Subchronic effects of butan-1-ol were studied in 12 males Wistar rates each exposed to 0.15 or 0.31 mg/L vapour for 6h/d and 5d/wk (Korsak et al. 1994; Val. 3). Relevant elements of a standard study for repeated exposure, including histopathological evaluation of tissues, were missing. Subsequently, no local effects could be detected in this inhalation study and therefore no assessment can be made from this study. A LOEL of 0.15 mg/L based on effects on hematology and clinical chemistry can be determined. A decreased performance on the rotarod was observed at both concentrations and was considered as dose-related; however, the data were only reported in graphical form.

N-Butylacetate

Male and female Sprague-Dawley rats (15 animals/sex/dose group) were exposed to nominal concentrations of 0, 500 (increased to nominal 550 ppm), 1500 or 3000 ppm of n-butyl acetate for 6 hours per day, 5 days per week for 13 consecutive weeks. The time-weighted average analytical concentrations were within 10% of the target concentrations. Transient signs of sedation were observed during exposure to the 1500 and 3000 ppm concentrations. Body weights were significantly reduced in the mid and high concentration groups. Feed consumption was significantly lower in the 1500 and 3000 ppm group in comparison to the control group. Organ weights affected: weights of liver, kidneys and spleen were significantly lower for the males of the highest concentration group. Testes and adrenal gland weights for the mid and high concentration groups and the lung weights for the 3000 ppm males were significantly higher than for the control group. Additionally, effects on the stomach (probably stress related) and pulmonary system were observed: Females of the highest concentration group showed signs of irritation of the glandular stomach and necrosis in the non-glandular stomach. Some rats of the 1500 and 3000 ppm group showed degeneration of the olfactory epithelium along the dorsal medial meatus and ectomturbinates of the nasal passages. The severity was mild to moderate for the 3000 ppm group and minimal to mild for the 1500 ppm group. There was no systemic, organ specific toxicity. The no-observed-adverse-effect concentration (NOAEC) for this study is 2.6 mg/L (Bernard and David, 1996; David et al., 2001). Taking molecular weights into consideration this corresponds to 1.65 mg butanol/L, or 1655 mg butanol/m³. The study is considered to be reliable without restriction and supportive for the assessment of N,N-dimethylbutylamine (DMBA) because butanol is rapidly liberated in vivo from butylacetate, and butanol is also a potential metabolite of DMBA.
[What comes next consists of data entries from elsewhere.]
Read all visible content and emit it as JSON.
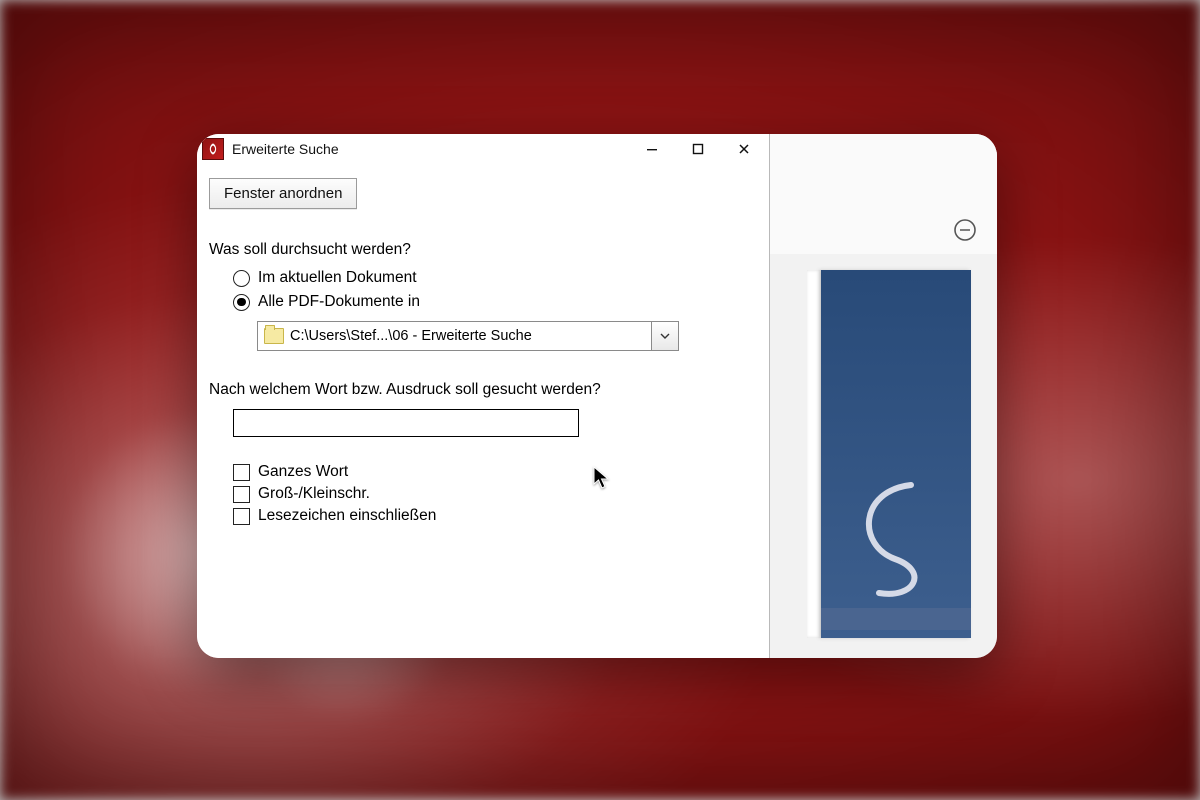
{
  "window": {
    "title": "Erweiterte Suche"
  },
  "toolbar": {
    "arrange_label": "Fenster anordnen"
  },
  "search_scope": {
    "label": "Was soll durchsucht werden?",
    "options": {
      "current_doc": "Im aktuellen Dokument",
      "all_pdfs": "Alle PDF-Dokumente in"
    },
    "selected": "all_pdfs",
    "path_display": "C:\\Users\\Stef...\\06 - Erweiterte Suche"
  },
  "search_term": {
    "label": "Nach welchem Wort bzw. Ausdruck soll gesucht werden?",
    "value": ""
  },
  "options": {
    "whole_word": "Ganzes Wort",
    "case_sensitive": "Groß-/Kleinschr.",
    "include_bookmarks": "Lesezeichen einschließen"
  }
}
Justification for selection of repeated dose toxicity via oral route - systemic effects endpoint:
Read across to related substance
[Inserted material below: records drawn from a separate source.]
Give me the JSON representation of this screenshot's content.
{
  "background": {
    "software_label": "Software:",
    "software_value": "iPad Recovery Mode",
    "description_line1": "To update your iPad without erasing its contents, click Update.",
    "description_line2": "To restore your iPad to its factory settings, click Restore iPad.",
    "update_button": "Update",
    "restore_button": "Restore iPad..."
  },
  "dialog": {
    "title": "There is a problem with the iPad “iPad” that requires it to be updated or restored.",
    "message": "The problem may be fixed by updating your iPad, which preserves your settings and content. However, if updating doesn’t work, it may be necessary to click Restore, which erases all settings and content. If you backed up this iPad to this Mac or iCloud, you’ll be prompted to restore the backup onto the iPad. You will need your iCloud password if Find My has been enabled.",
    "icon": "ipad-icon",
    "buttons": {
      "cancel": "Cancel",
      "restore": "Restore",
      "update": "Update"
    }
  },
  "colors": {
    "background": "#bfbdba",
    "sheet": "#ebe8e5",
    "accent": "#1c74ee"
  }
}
Justification for selection of repeated dose toxicity inhalation - systemic effects endpoint:
Read across to potential metabolite

Justification for selection of repeated dose toxicity inhalation - local effects endpoint:
Read across to potential metabolite

Justification for selection of repeated dose toxicity dermal - systemic effects endpoint:
N,N-dimethylbutylamine is corrosive to the skin

Justification for selection of repeated dose toxicity dermal - local effects endpoint:
N,N-dimethylbutylamine is corrosive to the skin

Justification for classification or non-classification

No classification proposed, in accordance with ECHA (2012), Guidance on the application of theCLP criteria, section 3.9.2.5.1.